The country is on the verge of recession and the Monti-led government has not yet announced the phase-two of its so-called 'Save Italy' plan. The plan should also include a radical reform of the labor market that will inevitably trigger discontent among business sectors and even more controversy in the political arena.
The national energy authority has announced that electricity and gas costs will rise respectively by 4.9% and 2.7%. As a consequence of these power bill hikes, the average Italian family will spend 54 more Euros on its energy bills in 2012. Furthermore, since Monday, fuel costs have skyrocketed to about 1.80 euro per liter, the highest price ever recorded.
Consumers' associations lament that soaring petrol prices will cost an average 202 Euros extra per person this year. They have described the current pricing as "dramatically high" and are calling for strikes in the coming days.
Reforms should be quickly implemented, according to economists but radical changes in Italy are never easy.Trade Unions and the government are at loggerheads over the labor market and pensions reforms.
Union leaders are worried that law changes would make it easier for companies to dismiss worker.
They have warned that social tensions risk bubbling in the next few months if the government does not take Unions' concerns on board.
As for Monti, he needs to act quickly to steer the country out of the crisis.

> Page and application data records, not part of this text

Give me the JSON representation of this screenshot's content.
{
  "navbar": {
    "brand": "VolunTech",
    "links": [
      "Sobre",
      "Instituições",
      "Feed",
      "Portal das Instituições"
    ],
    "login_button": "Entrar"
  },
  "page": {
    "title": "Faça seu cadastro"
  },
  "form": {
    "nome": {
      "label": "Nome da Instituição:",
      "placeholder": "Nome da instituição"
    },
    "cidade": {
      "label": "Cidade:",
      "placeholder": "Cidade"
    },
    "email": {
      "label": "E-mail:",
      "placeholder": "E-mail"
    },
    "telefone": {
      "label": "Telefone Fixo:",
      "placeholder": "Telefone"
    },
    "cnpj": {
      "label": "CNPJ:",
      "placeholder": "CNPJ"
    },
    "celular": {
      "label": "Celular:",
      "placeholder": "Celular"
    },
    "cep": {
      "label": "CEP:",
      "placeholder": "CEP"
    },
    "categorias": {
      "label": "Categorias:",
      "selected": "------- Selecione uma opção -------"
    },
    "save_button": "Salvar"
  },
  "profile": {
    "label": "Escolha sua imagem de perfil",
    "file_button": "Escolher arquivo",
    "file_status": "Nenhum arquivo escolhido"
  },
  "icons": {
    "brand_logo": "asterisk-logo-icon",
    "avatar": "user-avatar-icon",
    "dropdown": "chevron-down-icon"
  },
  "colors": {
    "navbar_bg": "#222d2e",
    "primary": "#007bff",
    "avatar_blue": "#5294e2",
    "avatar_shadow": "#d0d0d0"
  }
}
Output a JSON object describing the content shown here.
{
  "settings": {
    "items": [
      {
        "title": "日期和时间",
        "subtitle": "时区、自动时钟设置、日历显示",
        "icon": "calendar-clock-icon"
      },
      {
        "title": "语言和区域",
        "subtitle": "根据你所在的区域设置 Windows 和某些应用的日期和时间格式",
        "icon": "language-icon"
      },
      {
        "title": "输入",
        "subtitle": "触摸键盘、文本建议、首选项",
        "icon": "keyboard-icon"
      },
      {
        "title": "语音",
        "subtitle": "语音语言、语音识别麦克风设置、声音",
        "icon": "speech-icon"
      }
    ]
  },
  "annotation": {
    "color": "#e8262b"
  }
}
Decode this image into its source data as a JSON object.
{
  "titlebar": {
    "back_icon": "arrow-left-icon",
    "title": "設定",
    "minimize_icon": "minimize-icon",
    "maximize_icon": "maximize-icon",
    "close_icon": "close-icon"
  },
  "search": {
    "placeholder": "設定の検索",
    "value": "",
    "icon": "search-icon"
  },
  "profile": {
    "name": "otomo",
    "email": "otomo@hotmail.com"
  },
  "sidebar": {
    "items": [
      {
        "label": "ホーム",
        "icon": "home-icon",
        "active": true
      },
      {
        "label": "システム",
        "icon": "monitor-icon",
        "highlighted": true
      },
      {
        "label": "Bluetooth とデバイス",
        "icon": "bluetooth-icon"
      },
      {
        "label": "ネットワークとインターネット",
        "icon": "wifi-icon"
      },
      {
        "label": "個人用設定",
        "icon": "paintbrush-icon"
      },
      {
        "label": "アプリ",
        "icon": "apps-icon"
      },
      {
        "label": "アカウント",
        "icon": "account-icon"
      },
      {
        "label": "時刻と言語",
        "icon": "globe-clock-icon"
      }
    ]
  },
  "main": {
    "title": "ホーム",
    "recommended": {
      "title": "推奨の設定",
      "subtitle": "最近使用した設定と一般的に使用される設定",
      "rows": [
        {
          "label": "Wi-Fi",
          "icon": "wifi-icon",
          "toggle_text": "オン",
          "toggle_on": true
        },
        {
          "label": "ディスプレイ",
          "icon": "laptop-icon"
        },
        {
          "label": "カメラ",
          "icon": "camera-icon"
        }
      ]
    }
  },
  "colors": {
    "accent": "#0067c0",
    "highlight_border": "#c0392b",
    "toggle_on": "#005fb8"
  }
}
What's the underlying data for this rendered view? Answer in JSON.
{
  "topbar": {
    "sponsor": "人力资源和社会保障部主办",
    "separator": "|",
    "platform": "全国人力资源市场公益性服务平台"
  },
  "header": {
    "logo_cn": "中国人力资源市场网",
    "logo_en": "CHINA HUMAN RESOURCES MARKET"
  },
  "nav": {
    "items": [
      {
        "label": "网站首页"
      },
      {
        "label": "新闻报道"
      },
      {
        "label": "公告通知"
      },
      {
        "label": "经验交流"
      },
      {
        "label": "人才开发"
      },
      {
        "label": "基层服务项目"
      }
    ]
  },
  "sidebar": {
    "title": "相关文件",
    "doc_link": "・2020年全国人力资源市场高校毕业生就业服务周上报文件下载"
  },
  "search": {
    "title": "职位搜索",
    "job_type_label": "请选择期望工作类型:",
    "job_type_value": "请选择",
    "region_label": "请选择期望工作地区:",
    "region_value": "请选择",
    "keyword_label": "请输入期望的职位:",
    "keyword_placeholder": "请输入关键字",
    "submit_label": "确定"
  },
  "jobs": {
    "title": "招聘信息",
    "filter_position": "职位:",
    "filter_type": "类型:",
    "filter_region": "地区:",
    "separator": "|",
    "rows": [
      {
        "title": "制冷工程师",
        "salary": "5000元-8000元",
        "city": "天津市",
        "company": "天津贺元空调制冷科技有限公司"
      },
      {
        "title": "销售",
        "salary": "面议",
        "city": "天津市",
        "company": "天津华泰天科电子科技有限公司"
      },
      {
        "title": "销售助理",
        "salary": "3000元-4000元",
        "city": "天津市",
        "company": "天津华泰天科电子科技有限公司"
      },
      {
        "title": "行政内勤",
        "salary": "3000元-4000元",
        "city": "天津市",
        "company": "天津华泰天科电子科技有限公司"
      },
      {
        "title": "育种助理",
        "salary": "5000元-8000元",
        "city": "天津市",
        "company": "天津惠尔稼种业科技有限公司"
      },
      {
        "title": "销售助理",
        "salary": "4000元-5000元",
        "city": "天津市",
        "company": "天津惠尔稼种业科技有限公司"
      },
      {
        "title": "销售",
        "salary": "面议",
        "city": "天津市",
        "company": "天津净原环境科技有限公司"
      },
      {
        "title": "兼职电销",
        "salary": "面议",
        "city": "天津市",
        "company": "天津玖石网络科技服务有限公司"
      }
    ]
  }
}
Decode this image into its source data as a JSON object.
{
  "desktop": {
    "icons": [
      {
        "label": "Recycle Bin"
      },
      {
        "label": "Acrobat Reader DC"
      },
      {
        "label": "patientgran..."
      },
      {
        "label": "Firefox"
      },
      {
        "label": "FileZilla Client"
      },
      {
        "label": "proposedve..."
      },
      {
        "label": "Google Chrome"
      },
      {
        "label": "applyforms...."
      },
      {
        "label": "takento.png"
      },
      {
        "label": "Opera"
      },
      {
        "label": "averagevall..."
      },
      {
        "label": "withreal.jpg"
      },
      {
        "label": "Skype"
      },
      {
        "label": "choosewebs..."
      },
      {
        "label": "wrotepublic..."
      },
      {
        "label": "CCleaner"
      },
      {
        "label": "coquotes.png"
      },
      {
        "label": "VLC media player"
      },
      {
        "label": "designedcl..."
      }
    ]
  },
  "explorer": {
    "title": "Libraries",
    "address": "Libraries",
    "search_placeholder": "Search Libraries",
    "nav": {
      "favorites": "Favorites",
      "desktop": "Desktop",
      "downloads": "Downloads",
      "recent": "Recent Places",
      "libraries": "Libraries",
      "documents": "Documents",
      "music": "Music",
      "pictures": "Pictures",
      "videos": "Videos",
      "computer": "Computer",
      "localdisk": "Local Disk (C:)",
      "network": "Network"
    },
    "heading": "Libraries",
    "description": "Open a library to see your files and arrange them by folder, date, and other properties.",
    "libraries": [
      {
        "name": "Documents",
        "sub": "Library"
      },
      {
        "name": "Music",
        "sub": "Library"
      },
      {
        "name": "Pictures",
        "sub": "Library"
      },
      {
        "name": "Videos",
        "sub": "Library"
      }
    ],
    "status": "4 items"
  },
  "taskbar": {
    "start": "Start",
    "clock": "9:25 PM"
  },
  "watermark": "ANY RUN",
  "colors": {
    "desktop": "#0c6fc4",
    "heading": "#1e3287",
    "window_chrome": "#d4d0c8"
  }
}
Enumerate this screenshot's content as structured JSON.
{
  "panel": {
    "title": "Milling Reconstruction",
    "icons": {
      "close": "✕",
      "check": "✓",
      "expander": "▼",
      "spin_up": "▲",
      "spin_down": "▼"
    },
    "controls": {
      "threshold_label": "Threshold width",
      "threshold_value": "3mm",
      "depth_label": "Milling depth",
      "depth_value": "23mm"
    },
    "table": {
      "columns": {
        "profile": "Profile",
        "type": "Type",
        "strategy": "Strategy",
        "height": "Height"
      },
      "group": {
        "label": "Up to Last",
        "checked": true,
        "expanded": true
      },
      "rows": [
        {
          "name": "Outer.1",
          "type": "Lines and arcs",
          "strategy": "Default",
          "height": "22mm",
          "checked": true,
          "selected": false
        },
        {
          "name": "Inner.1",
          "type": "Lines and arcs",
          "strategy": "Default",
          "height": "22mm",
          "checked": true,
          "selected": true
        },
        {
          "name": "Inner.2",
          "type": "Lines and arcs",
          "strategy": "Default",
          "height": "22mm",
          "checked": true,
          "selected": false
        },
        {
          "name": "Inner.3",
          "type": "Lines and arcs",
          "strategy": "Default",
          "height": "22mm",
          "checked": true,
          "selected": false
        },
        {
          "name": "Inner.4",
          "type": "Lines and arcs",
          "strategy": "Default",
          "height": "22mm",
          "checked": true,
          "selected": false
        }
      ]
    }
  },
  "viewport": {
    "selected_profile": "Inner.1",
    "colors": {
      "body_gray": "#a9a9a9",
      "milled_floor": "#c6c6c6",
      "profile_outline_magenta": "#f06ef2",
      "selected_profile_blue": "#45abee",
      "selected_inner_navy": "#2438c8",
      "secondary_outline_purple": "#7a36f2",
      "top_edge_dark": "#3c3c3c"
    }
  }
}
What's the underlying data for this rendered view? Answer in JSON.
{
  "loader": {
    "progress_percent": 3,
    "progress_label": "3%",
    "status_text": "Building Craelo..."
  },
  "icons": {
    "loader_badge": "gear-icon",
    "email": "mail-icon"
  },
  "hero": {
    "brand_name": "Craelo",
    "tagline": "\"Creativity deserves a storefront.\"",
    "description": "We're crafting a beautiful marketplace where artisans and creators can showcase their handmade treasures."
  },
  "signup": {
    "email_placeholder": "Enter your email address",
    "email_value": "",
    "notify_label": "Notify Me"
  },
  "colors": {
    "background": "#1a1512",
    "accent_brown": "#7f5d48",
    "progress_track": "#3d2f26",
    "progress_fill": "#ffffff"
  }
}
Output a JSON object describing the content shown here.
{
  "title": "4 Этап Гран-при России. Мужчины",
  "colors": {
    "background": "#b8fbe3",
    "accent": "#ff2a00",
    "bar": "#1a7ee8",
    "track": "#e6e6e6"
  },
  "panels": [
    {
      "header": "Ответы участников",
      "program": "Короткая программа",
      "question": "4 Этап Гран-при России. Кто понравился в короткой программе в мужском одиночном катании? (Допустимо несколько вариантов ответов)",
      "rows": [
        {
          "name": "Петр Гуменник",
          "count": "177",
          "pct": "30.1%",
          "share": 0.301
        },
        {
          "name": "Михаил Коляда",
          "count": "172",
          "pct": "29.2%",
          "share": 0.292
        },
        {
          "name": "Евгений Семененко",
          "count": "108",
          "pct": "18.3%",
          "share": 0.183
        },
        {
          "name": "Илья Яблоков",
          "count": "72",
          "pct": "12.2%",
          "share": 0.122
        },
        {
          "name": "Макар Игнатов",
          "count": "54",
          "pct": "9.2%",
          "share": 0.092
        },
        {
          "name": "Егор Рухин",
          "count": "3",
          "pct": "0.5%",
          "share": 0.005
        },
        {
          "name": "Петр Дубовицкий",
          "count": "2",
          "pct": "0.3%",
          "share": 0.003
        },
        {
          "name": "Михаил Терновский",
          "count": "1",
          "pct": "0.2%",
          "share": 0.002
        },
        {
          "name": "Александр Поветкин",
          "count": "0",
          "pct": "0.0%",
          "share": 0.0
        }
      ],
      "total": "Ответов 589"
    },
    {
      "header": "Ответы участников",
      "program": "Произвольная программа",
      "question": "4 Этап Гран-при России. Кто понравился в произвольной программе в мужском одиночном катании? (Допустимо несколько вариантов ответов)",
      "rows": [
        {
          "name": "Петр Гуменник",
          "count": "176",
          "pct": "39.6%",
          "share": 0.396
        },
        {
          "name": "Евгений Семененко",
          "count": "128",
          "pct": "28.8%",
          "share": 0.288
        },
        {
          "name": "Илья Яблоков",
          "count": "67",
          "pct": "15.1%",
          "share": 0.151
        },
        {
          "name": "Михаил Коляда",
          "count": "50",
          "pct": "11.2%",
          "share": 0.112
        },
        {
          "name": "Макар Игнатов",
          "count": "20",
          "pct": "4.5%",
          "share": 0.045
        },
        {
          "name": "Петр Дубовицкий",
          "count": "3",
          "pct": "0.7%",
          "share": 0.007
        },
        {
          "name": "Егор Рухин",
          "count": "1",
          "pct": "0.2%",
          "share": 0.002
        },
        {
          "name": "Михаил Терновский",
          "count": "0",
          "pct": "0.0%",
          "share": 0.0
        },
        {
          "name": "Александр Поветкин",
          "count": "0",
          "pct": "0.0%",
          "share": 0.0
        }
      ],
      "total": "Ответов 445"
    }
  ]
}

Italians are demanding more courageous measures to cut public spending and to revive growth. If their demands were not heard by the politicians they elected will this government of appointed technocrats be responsive to the people's calls?